## [TASK TO CARRY OUT]
Please return every line of the records below that holds the word "Neuroscience".
___
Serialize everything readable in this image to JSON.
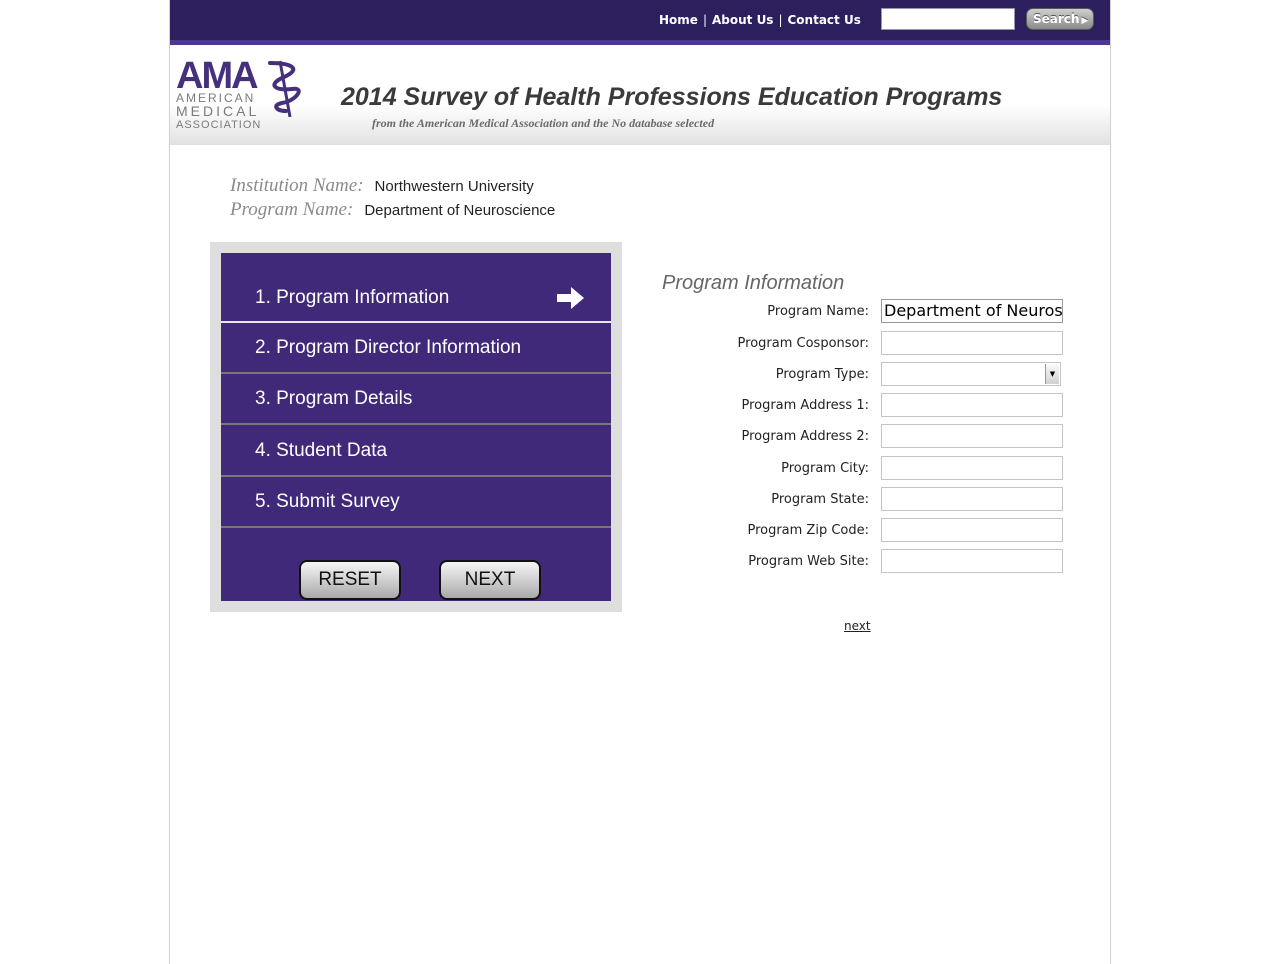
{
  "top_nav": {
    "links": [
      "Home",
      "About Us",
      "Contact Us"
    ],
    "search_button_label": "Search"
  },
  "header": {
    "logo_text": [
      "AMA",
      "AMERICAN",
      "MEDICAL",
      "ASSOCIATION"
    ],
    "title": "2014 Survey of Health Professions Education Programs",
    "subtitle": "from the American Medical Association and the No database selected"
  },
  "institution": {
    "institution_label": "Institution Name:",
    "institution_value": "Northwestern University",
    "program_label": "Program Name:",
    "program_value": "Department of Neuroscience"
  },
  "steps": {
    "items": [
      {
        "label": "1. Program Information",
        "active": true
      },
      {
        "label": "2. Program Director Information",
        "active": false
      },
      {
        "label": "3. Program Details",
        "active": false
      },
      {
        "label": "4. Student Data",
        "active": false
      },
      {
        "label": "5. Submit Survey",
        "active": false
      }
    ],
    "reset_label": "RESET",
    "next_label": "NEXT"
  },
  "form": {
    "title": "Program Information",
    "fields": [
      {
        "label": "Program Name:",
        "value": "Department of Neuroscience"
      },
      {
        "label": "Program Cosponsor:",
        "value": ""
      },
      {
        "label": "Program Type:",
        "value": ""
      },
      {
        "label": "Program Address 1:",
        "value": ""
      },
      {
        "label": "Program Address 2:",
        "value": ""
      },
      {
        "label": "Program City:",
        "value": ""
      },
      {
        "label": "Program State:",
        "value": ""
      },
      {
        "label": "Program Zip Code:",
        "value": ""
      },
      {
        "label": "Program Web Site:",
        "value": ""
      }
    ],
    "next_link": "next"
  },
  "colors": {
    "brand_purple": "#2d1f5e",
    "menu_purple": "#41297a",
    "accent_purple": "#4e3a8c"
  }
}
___
## [YOUR SOLUTION]
    "program_value": "Department of Neuroscience"
        "value": "Department of Neuroscience"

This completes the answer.